Results from these cardiovascular outcomes studies are expected relatively soon, and if positive, could boost sales of the drugs into the billions of dollars, assuming broader insurance coverage.

"Running numbers on the back of the envelope, we estimate that if Praluent was gone from the market the long term peak sales for Repatha (Amgen) could move from $2B to $3-4B WW, in theory," said RBC Capital Market biotech analyst Michael Yee, in a note issued after the ruling.

A settlement that allows Praluent to remain on U.S. pharmacy shelves is still a possibility, says Baird analyst Brian Skorney.

"Though the risk of a true permanent injunction is higher now that we have a ruling back from the judge, we believe that ultimately, Praluent will be allowed to remain on the market. While the decision supports Amgen's position, the ruling does appear to have some questionable conclusions that look risky on appeal," Skorney said.

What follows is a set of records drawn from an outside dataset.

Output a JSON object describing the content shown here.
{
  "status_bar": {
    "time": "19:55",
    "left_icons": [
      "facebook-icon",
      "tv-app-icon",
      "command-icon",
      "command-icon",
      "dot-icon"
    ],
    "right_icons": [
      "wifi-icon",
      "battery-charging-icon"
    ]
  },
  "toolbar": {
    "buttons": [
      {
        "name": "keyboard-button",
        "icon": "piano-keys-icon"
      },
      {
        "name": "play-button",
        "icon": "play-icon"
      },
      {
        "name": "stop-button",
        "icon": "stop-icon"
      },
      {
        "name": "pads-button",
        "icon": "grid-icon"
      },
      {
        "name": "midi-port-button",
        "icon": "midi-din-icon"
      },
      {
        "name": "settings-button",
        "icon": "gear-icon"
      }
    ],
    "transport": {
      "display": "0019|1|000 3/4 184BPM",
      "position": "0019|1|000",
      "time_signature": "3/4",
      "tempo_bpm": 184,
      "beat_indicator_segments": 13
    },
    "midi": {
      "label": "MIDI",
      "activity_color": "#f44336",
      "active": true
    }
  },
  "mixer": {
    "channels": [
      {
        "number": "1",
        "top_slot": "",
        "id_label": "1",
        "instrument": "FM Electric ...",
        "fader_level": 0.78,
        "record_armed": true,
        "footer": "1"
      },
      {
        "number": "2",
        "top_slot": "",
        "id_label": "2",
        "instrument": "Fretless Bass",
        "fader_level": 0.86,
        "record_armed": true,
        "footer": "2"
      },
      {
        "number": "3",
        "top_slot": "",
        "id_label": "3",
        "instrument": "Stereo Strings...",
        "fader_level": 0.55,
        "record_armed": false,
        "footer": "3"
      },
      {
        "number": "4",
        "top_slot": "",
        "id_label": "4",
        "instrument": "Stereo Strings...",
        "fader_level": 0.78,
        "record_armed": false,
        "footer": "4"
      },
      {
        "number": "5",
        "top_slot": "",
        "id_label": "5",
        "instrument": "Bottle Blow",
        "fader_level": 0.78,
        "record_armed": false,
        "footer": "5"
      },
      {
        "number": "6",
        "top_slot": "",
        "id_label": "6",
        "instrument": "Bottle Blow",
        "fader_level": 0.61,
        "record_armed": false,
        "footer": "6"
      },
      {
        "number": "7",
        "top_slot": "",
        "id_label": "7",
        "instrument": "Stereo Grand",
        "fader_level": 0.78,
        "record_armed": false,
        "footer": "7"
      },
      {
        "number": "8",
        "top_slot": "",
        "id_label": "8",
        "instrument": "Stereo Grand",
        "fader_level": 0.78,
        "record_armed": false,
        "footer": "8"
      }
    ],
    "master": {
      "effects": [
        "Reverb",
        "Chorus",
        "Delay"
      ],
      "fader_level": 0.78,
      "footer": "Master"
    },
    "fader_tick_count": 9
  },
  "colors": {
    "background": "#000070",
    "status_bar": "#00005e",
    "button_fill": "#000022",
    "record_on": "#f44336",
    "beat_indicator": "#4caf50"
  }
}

Adam Feuerstein writes regularly for TheStreet. In keeping with company editorial policy, he doesn't own or short individual stocks, although he owns stock in TheStreet. He also doesn't invest in hedge funds or other private investment partnerships. Feuerstein appreciates your feedback; click here to send him an email.